** Opening Data provided block **

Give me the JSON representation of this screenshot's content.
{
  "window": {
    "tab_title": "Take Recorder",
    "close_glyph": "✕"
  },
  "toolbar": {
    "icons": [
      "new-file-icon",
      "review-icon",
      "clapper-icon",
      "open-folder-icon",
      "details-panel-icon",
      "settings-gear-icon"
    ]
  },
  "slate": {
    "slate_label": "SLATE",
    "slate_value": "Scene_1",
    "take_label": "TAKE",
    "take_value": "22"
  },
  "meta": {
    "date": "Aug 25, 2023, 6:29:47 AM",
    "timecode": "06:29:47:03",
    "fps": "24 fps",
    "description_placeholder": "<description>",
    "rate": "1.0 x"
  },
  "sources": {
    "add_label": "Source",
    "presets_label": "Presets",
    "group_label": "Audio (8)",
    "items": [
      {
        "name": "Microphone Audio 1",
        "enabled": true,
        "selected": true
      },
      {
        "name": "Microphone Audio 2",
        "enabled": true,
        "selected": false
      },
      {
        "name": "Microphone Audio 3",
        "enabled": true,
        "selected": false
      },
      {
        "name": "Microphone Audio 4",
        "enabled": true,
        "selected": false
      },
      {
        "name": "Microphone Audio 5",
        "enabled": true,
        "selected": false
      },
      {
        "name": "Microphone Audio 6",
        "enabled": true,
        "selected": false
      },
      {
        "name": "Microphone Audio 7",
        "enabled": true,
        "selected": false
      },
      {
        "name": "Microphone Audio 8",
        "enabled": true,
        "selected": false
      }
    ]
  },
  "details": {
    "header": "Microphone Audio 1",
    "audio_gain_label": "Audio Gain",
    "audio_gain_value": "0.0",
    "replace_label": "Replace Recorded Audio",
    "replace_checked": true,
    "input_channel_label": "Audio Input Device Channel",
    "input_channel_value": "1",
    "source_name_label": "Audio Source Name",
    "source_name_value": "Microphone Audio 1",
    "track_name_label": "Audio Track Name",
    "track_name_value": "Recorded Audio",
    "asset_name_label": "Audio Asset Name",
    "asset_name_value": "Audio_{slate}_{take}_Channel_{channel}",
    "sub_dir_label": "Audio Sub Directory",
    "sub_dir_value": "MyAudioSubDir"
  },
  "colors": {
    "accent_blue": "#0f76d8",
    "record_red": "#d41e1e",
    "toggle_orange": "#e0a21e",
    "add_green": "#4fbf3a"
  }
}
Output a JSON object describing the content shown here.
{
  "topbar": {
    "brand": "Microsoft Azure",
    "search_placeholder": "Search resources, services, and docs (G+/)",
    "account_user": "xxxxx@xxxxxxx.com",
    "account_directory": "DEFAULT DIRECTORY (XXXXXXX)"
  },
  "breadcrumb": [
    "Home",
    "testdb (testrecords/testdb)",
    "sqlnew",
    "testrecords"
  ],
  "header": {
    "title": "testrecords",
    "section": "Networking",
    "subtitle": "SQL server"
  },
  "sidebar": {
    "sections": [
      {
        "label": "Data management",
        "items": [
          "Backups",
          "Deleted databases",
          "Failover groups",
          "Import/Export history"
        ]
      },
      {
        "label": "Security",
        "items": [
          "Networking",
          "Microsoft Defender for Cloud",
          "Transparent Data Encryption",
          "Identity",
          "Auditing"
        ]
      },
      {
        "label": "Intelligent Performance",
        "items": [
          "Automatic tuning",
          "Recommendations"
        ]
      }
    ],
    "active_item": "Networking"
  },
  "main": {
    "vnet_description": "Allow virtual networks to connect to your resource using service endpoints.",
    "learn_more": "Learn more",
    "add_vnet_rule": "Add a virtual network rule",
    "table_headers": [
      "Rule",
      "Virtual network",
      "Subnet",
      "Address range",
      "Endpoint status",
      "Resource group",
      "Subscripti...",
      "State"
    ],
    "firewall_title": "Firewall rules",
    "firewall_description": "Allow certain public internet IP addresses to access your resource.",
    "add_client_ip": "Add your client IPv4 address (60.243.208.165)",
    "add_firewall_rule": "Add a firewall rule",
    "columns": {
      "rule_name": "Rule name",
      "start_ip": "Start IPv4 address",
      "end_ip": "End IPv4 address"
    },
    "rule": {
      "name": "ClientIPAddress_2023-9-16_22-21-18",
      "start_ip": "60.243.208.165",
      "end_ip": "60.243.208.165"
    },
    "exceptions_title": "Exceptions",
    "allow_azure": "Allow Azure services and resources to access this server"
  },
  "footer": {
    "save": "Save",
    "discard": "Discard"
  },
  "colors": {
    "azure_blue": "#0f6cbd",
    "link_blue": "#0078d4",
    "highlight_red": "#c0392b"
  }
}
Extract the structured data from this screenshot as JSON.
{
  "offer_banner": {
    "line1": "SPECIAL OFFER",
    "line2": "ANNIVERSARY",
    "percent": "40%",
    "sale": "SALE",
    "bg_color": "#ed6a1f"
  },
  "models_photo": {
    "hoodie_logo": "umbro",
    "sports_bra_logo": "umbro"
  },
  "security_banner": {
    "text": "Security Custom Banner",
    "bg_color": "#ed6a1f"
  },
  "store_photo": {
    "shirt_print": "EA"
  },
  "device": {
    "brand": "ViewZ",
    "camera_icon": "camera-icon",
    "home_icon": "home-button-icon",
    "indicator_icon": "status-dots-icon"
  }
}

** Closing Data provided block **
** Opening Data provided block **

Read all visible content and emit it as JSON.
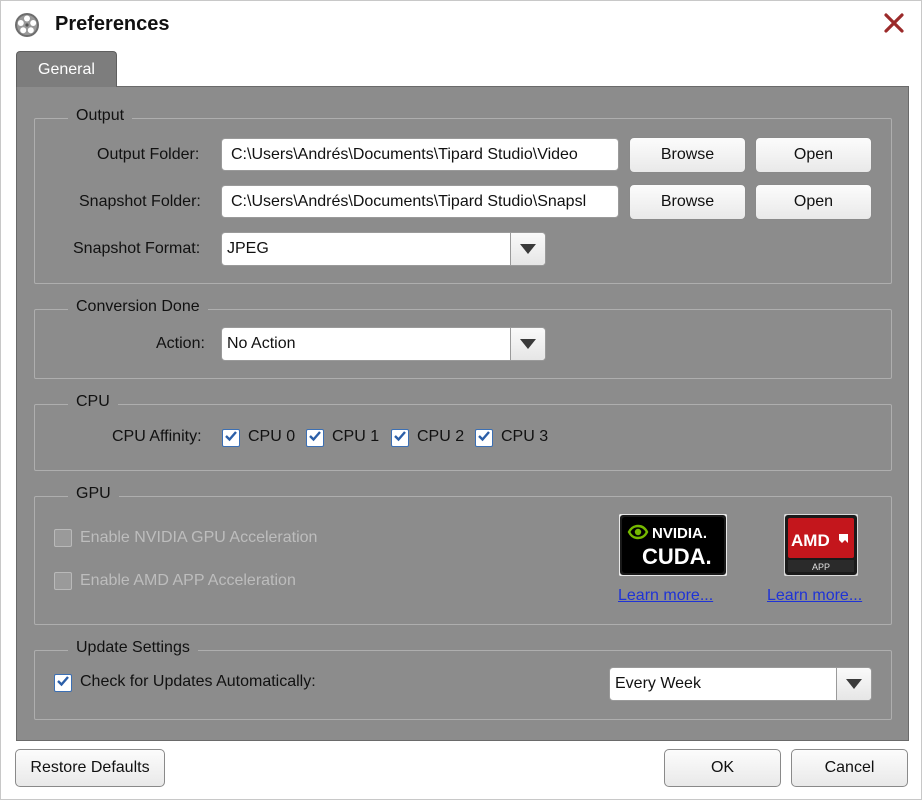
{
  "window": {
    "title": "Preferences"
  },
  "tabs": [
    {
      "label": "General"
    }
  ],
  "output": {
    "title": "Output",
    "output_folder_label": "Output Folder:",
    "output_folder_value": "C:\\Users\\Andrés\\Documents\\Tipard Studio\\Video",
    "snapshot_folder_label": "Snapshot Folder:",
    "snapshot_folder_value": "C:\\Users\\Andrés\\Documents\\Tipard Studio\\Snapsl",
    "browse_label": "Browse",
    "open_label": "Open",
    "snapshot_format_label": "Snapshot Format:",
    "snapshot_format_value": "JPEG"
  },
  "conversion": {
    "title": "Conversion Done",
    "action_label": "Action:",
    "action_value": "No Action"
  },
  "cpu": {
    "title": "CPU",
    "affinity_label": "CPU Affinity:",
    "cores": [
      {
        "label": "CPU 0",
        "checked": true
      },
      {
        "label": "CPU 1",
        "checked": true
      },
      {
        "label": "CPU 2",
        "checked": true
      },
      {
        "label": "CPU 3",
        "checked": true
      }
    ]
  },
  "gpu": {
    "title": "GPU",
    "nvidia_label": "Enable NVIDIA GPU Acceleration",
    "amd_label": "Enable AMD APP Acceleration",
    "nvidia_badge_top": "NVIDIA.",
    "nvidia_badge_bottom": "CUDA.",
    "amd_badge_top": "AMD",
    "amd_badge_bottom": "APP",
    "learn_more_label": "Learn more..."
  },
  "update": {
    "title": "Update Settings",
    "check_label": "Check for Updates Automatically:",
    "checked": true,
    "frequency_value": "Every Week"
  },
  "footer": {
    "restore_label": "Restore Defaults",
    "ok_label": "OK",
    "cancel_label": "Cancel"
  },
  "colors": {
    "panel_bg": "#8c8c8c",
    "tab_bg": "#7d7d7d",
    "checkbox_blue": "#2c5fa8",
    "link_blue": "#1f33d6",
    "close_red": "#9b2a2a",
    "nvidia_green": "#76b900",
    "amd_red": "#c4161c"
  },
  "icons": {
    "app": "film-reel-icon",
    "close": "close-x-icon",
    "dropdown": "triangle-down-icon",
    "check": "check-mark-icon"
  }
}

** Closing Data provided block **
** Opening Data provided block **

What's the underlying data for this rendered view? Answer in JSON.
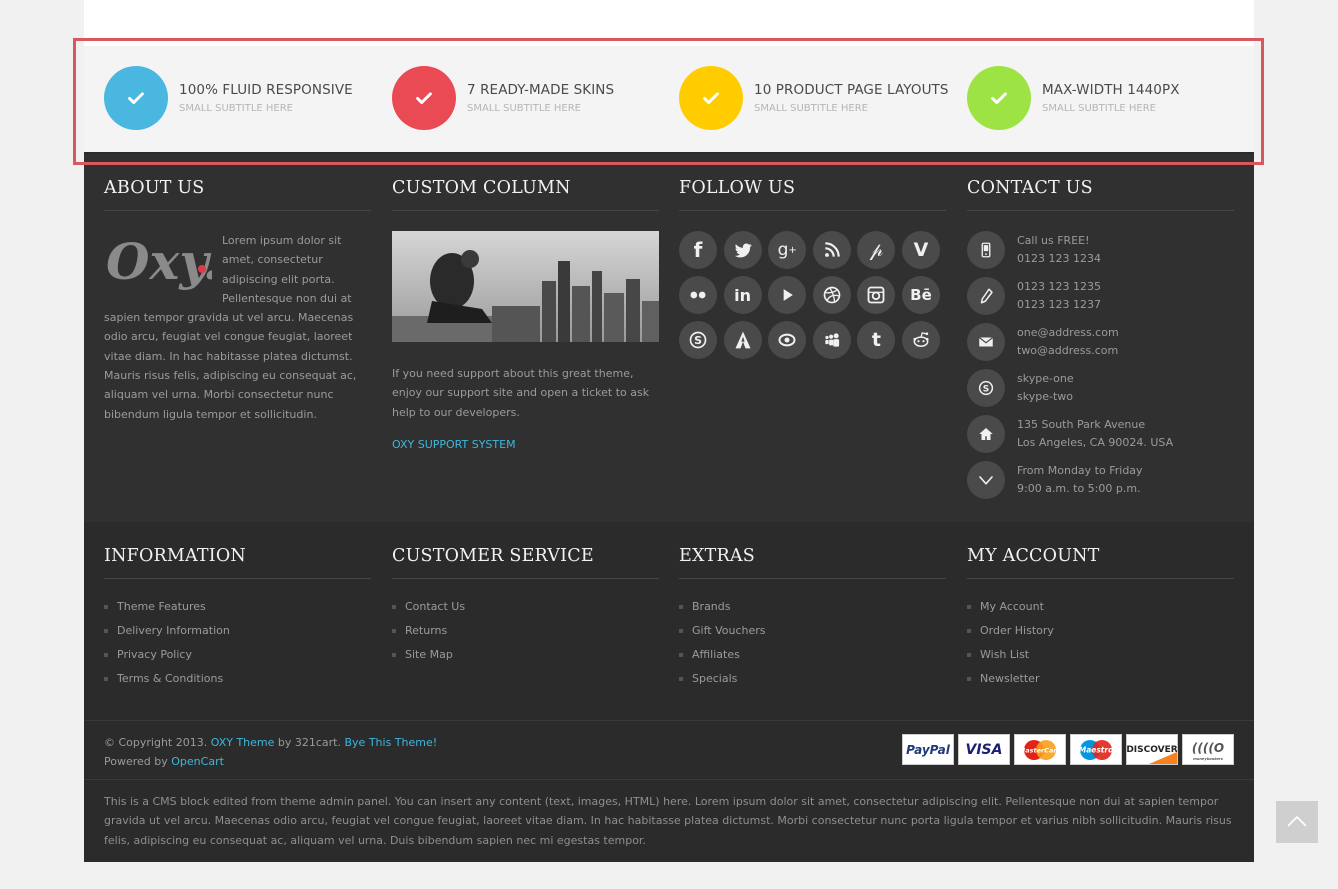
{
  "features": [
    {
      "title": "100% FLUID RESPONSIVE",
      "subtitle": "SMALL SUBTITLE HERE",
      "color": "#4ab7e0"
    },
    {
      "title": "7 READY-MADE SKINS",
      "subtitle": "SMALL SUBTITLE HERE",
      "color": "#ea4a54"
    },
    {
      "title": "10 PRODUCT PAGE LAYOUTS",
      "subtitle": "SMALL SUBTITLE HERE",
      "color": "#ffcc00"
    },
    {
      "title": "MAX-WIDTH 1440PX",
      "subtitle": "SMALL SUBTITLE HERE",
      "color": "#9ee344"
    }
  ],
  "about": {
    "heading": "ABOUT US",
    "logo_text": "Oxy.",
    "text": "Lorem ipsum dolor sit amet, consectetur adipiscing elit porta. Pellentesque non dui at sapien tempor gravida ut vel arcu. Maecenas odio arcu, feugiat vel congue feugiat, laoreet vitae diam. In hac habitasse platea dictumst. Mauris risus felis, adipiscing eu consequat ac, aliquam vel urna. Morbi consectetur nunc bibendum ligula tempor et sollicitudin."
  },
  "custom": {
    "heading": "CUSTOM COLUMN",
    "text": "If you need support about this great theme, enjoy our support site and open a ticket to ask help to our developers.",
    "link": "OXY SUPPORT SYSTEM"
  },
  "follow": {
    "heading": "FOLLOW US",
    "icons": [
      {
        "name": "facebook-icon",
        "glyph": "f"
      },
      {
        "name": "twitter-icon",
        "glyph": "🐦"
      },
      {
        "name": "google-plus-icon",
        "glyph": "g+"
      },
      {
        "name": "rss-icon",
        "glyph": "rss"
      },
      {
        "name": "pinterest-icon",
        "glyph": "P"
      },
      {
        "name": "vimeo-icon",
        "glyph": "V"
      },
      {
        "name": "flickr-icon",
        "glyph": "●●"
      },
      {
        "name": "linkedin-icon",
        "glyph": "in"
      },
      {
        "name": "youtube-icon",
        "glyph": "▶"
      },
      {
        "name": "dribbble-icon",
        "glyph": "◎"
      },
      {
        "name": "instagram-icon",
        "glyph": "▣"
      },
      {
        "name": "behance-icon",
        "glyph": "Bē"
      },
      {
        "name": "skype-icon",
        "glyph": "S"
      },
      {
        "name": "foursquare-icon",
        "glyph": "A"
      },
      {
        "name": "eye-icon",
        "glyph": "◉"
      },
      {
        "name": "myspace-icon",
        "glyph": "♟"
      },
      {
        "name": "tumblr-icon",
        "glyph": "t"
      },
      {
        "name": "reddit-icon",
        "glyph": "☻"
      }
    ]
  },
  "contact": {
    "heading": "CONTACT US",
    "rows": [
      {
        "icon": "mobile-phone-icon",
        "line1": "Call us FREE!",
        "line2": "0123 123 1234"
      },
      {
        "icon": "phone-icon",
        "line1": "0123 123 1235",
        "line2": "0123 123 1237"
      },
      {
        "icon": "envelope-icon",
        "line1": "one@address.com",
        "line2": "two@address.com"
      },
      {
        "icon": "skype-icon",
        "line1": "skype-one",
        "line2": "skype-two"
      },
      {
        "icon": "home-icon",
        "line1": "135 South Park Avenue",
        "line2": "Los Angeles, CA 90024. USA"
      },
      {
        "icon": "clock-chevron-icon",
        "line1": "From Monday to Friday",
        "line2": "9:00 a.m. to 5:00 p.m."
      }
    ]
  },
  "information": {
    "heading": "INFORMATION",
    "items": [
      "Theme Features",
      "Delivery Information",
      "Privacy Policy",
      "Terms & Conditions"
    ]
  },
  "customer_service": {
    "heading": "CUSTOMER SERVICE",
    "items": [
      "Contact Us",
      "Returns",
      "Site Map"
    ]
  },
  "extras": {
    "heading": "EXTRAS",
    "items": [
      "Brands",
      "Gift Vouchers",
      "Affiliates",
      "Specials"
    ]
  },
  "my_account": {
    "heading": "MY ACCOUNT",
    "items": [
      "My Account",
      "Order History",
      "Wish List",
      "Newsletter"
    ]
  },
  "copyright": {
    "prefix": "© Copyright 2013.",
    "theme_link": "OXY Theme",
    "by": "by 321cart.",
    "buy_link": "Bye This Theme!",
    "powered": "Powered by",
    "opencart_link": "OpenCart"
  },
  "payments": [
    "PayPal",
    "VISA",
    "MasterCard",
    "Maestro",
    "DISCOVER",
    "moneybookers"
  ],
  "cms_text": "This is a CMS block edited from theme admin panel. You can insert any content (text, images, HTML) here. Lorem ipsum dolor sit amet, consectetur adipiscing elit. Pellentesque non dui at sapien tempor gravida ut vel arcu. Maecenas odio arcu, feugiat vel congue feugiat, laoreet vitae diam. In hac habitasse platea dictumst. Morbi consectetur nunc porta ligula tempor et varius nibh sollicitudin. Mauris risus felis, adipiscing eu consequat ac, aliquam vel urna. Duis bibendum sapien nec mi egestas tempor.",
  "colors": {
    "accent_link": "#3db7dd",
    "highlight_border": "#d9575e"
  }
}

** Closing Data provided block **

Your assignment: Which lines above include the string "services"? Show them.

Answer for the task:
    "search_placeholder": "Search resources, services, and docs (G+/)",
    "allow_azure": "Allow Azure services and resources to access this server"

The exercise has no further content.